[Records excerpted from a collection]
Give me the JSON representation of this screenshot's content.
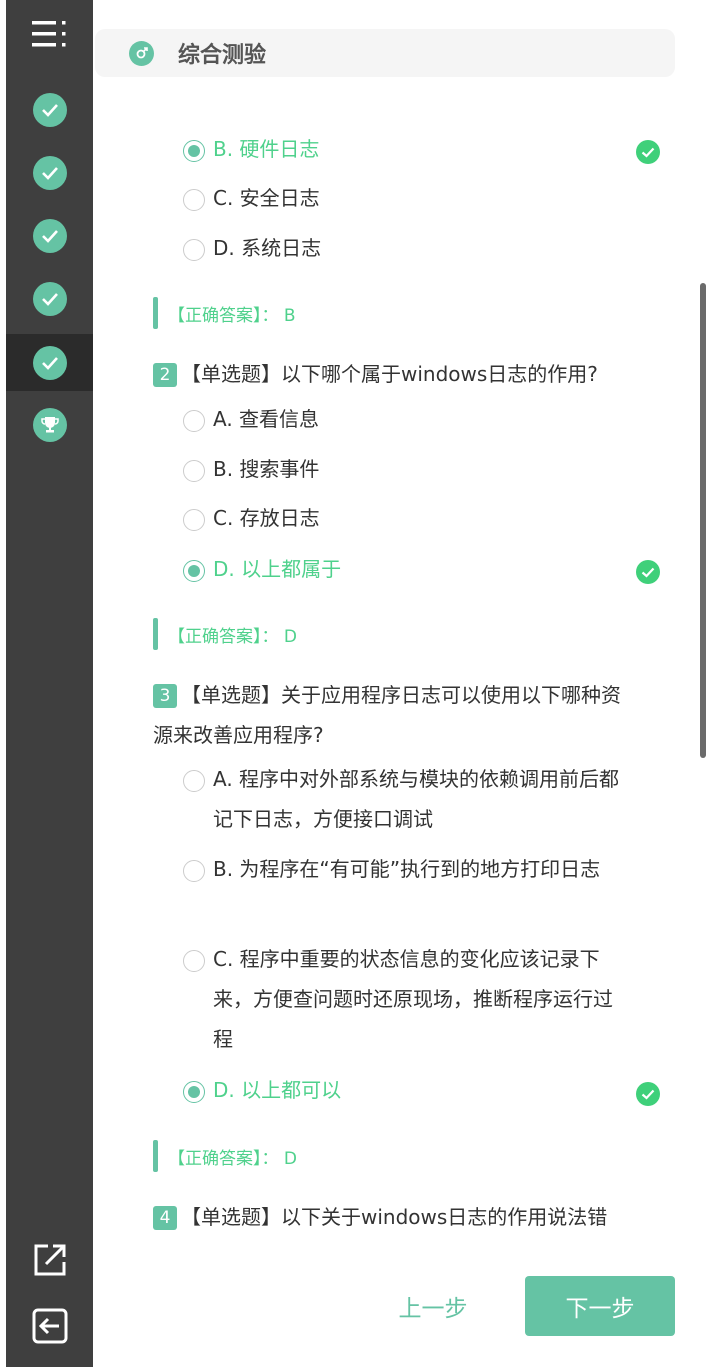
{
  "header": {
    "title": "综合测验"
  },
  "sidebar": {
    "items": [
      {
        "icon": "menu-icon"
      },
      {
        "icon": "check-icon",
        "state": "completed"
      },
      {
        "icon": "check-icon",
        "state": "completed"
      },
      {
        "icon": "check-icon",
        "state": "completed"
      },
      {
        "icon": "check-icon",
        "state": "completed"
      },
      {
        "icon": "check-icon",
        "state": "completed-active"
      },
      {
        "icon": "trophy-icon"
      }
    ],
    "bottom": [
      {
        "icon": "share-icon"
      },
      {
        "icon": "exit-icon"
      }
    ]
  },
  "q1": {
    "options": [
      {
        "label": "B. 硬件日志",
        "selected": true,
        "correct": true
      },
      {
        "label": "C. 安全日志"
      },
      {
        "label": "D. 系统日志"
      }
    ],
    "answer": "【正确答案】： B"
  },
  "q2": {
    "num": "2",
    "text": "【单选题】以下哪个属于windows日志的作用?",
    "options": [
      {
        "label": "A. 查看信息"
      },
      {
        "label": "B. 搜索事件"
      },
      {
        "label": "C. 存放日志"
      },
      {
        "label": "D. 以上都属于",
        "selected": true,
        "correct": true
      }
    ],
    "answer": "【正确答案】： D"
  },
  "q3": {
    "num": "3",
    "text": "【单选题】关于应用程序日志可以使用以下哪种资源来改善应用程序?",
    "options": [
      {
        "label": "A. 程序中对外部系统与模块的依赖调用前后都记下日志，方便接口调试"
      },
      {
        "label": "B. 为程序在“有可能”执行到的地方打印日志"
      },
      {
        "label": "C. 程序中重要的状态信息的变化应该记录下来，方便查问题时还原现场，推断程序运行过程"
      },
      {
        "label": "D. 以上都可以",
        "selected": true,
        "correct": true
      }
    ],
    "answer": "【正确答案】： D"
  },
  "q4": {
    "num": "4",
    "text": "【单选题】以下关于windows日志的作用说法错"
  },
  "footer": {
    "prev": "上一步",
    "next": "下一步"
  },
  "colors": {
    "accent": "#65c3a4",
    "correct": "#3fd07a",
    "sidebar": "#3f3f3f"
  }
}
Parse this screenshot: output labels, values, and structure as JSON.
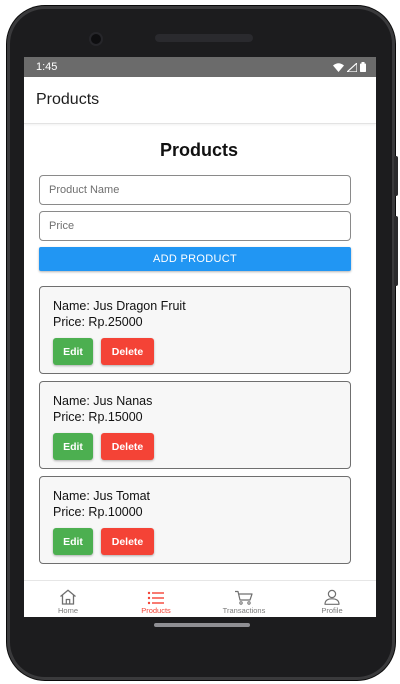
{
  "status_bar": {
    "time": "1:45",
    "icons": [
      "wifi-icon",
      "signal-icon",
      "battery-icon"
    ]
  },
  "app_bar": {
    "title": "Products"
  },
  "page": {
    "heading": "Products"
  },
  "form": {
    "name_placeholder": "Product Name",
    "name_value": "",
    "price_placeholder": "Price",
    "price_value": "",
    "add_label": "ADD PRODUCT"
  },
  "products": [
    {
      "name_line": "Name: Jus Dragon Fruit",
      "price_line": "Price: Rp.25000",
      "edit_label": "Edit",
      "delete_label": "Delete"
    },
    {
      "name_line": "Name: Jus Nanas",
      "price_line": "Price: Rp.15000",
      "edit_label": "Edit",
      "delete_label": "Delete"
    },
    {
      "name_line": "Name: Jus Tomat",
      "price_line": "Price: Rp.10000",
      "edit_label": "Edit",
      "delete_label": "Delete"
    }
  ],
  "bottom_nav": {
    "active": "Products",
    "items": [
      {
        "label": "Home",
        "icon": "home-icon"
      },
      {
        "label": "Products",
        "icon": "list-icon"
      },
      {
        "label": "Transactions",
        "icon": "cart-icon"
      },
      {
        "label": "Profile",
        "icon": "person-icon"
      }
    ]
  },
  "colors": {
    "primary": "#2196f3",
    "edit": "#4caf50",
    "delete": "#f44336",
    "nav_active": "#f44336",
    "status_bar": "#6b6b6b"
  }
}
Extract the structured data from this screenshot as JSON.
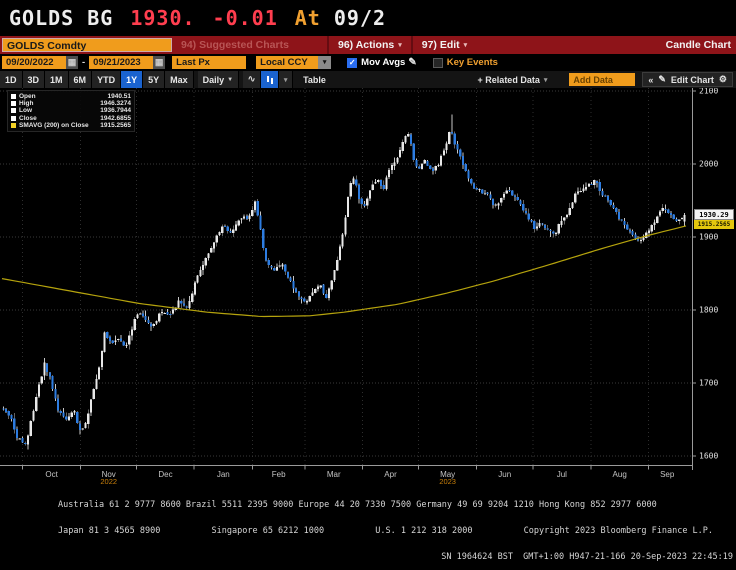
{
  "title_bar": {
    "ticker": "GOLDS BG",
    "price": "1930.",
    "change": "-0.01",
    "at_label": "At",
    "date": "09/2"
  },
  "menu_bar": {
    "security": "GOLDS Comdty",
    "suggested": "94) Suggested Charts",
    "actions": "96) Actions",
    "edit": "97) Edit",
    "right_label": "Candle Chart"
  },
  "settings_bar": {
    "start_date": "09/20/2022",
    "range_separator": "-",
    "end_date": "09/21/2023",
    "price_field": "Last Px",
    "currency": "Local CCY",
    "mov_avgs_label": "Mov Avgs",
    "key_events_label": "Key Events"
  },
  "toolbar": {
    "ranges": [
      "1D",
      "3D",
      "1M",
      "6M",
      "YTD",
      "1Y",
      "5Y",
      "Max"
    ],
    "active_range": "1Y",
    "period_label": "Daily",
    "table_label": "Table",
    "related_data_label": "+ Related Data",
    "add_data_placeholder": "Add Data",
    "edit_chart_label": "Edit Chart"
  },
  "icons": {
    "calendar": "▦",
    "caret_down": "▾",
    "caret_solid": "▼",
    "check": "✓",
    "pencil": "✎",
    "gear": "⚙",
    "collapse": "«",
    "line_chart": "∿"
  },
  "legend": {
    "items": [
      {
        "label": "Open",
        "value": "1940.51",
        "color": "#ffffff"
      },
      {
        "label": "High",
        "value": "1946.3274",
        "color": "#ffffff"
      },
      {
        "label": "Low",
        "value": "1936.7944",
        "color": "#ffffff"
      },
      {
        "label": "Close",
        "value": "1942.6855",
        "color": "#ffffff"
      },
      {
        "label": "SMAVG (200)  on Close",
        "value": "1915.2565",
        "color": "#f5d327"
      }
    ]
  },
  "axis": {
    "last_price_label": "1930.29",
    "smavg_label": "1915.2565"
  },
  "footer": {
    "line1": "Australia 61 2 9777 8600 Brazil 5511 2395 9000 Europe 44 20 7330 7500 Germany 49 69 9204 1210 Hong Kong 852 2977 6000",
    "line2": "Japan 81 3 4565 8900          Singapore 65 6212 1000          U.S. 1 212 318 2000          Copyright 2023 Bloomberg Finance L.P.",
    "line3": "SN 1964624 BST  GMT+1:00 H947-21-166 20-Sep-2023 22:45:19"
  },
  "chart_data": {
    "type": "candlestick",
    "title": "GOLDS Comdty — Candle Chart, Daily, 1Y",
    "period": "Daily",
    "x_range": [
      "09/20/2022",
      "09/21/2023"
    ],
    "last_price": 1930.29,
    "smavg_last": 1915.2565,
    "n_candles": 250,
    "y_axis": {
      "ticks": [
        2100,
        2000,
        1900,
        1800,
        1700,
        1600
      ]
    },
    "x_axis": {
      "month_labels": [
        "Oct",
        "Nov",
        "Dec",
        "Jan",
        "Feb",
        "Mar",
        "Apr",
        "May",
        "Jun",
        "Jul",
        "Aug",
        "Sep"
      ],
      "month_boundaries_t": [
        0.03,
        0.115,
        0.197,
        0.281,
        0.366,
        0.443,
        0.527,
        0.609,
        0.694,
        0.776,
        0.861,
        0.945
      ],
      "year_labels": [
        {
          "text": "2022",
          "month_index": 1
        },
        {
          "text": "2023",
          "month_index": 7
        }
      ]
    },
    "close_anchors": [
      [
        0,
        1665
      ],
      [
        0.012,
        1655
      ],
      [
        0.02,
        1628
      ],
      [
        0.035,
        1615
      ],
      [
        0.045,
        1660
      ],
      [
        0.055,
        1700
      ],
      [
        0.062,
        1726
      ],
      [
        0.072,
        1702
      ],
      [
        0.082,
        1662
      ],
      [
        0.095,
        1648
      ],
      [
        0.105,
        1662
      ],
      [
        0.115,
        1632
      ],
      [
        0.122,
        1644
      ],
      [
        0.13,
        1676
      ],
      [
        0.14,
        1712
      ],
      [
        0.15,
        1768
      ],
      [
        0.16,
        1754
      ],
      [
        0.17,
        1762
      ],
      [
        0.18,
        1748
      ],
      [
        0.192,
        1781
      ],
      [
        0.2,
        1800
      ],
      [
        0.21,
        1784
      ],
      [
        0.22,
        1778
      ],
      [
        0.232,
        1797
      ],
      [
        0.245,
        1792
      ],
      [
        0.258,
        1812
      ],
      [
        0.27,
        1803
      ],
      [
        0.282,
        1836
      ],
      [
        0.295,
        1865
      ],
      [
        0.31,
        1892
      ],
      [
        0.322,
        1917
      ],
      [
        0.335,
        1906
      ],
      [
        0.348,
        1928
      ],
      [
        0.36,
        1926
      ],
      [
        0.37,
        1949
      ],
      [
        0.378,
        1912
      ],
      [
        0.385,
        1867
      ],
      [
        0.398,
        1856
      ],
      [
        0.41,
        1862
      ],
      [
        0.422,
        1838
      ],
      [
        0.435,
        1818
      ],
      [
        0.443,
        1811
      ],
      [
        0.455,
        1823
      ],
      [
        0.465,
        1838
      ],
      [
        0.472,
        1814
      ],
      [
        0.48,
        1832
      ],
      [
        0.49,
        1870
      ],
      [
        0.5,
        1912
      ],
      [
        0.508,
        1972
      ],
      [
        0.515,
        1984
      ],
      [
        0.522,
        1952
      ],
      [
        0.53,
        1943
      ],
      [
        0.54,
        1968
      ],
      [
        0.55,
        1978
      ],
      [
        0.558,
        1967
      ],
      [
        0.568,
        1998
      ],
      [
        0.578,
        2008
      ],
      [
        0.588,
        2036
      ],
      [
        0.595,
        2044
      ],
      [
        0.602,
        2004
      ],
      [
        0.61,
        1992
      ],
      [
        0.618,
        2005
      ],
      [
        0.628,
        1988
      ],
      [
        0.638,
        2000
      ],
      [
        0.648,
        2022
      ],
      [
        0.655,
        2048
      ],
      [
        0.662,
        2028
      ],
      [
        0.67,
        2012
      ],
      [
        0.68,
        1983
      ],
      [
        0.69,
        1968
      ],
      [
        0.7,
        1962
      ],
      [
        0.71,
        1957
      ],
      [
        0.72,
        1943
      ],
      [
        0.728,
        1948
      ],
      [
        0.738,
        1963
      ],
      [
        0.748,
        1958
      ],
      [
        0.758,
        1943
      ],
      [
        0.768,
        1928
      ],
      [
        0.778,
        1913
      ],
      [
        0.788,
        1921
      ],
      [
        0.798,
        1908
      ],
      [
        0.808,
        1903
      ],
      [
        0.818,
        1923
      ],
      [
        0.828,
        1933
      ],
      [
        0.838,
        1958
      ],
      [
        0.848,
        1963
      ],
      [
        0.858,
        1972
      ],
      [
        0.868,
        1977
      ],
      [
        0.878,
        1958
      ],
      [
        0.888,
        1949
      ],
      [
        0.898,
        1933
      ],
      [
        0.908,
        1918
      ],
      [
        0.918,
        1908
      ],
      [
        0.928,
        1893
      ],
      [
        0.938,
        1899
      ],
      [
        0.948,
        1913
      ],
      [
        0.958,
        1926
      ],
      [
        0.965,
        1940
      ],
      [
        0.975,
        1933
      ],
      [
        0.985,
        1921
      ],
      [
        1,
        1930.29
      ]
    ],
    "smavg_anchors": [
      [
        0,
        1843
      ],
      [
        0.1,
        1826
      ],
      [
        0.2,
        1809
      ],
      [
        0.3,
        1797
      ],
      [
        0.38,
        1791
      ],
      [
        0.45,
        1792
      ],
      [
        0.5,
        1797
      ],
      [
        0.58,
        1808
      ],
      [
        0.65,
        1823
      ],
      [
        0.72,
        1840
      ],
      [
        0.8,
        1862
      ],
      [
        0.88,
        1885
      ],
      [
        0.94,
        1901
      ],
      [
        1,
        1915.26
      ]
    ],
    "colors": {
      "up": "#e8e8e8",
      "down": "#2d7ce0",
      "wick": "#c6c6c6",
      "smavg": "#b5a30d",
      "grid_h": "#3a3a3a",
      "grid_v": "#2e2e2e",
      "axis": "#9a9a9a",
      "tick_text": "#e2e2e2",
      "month_text": "#c4c4c4",
      "year_text": "#c87f0a"
    }
  }
}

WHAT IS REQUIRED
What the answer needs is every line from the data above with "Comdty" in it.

ANSWER SECTION
    "security": "GOLDS Comdty",
    "title": "GOLDS Comdty — Candle Chart, Daily, 1Y",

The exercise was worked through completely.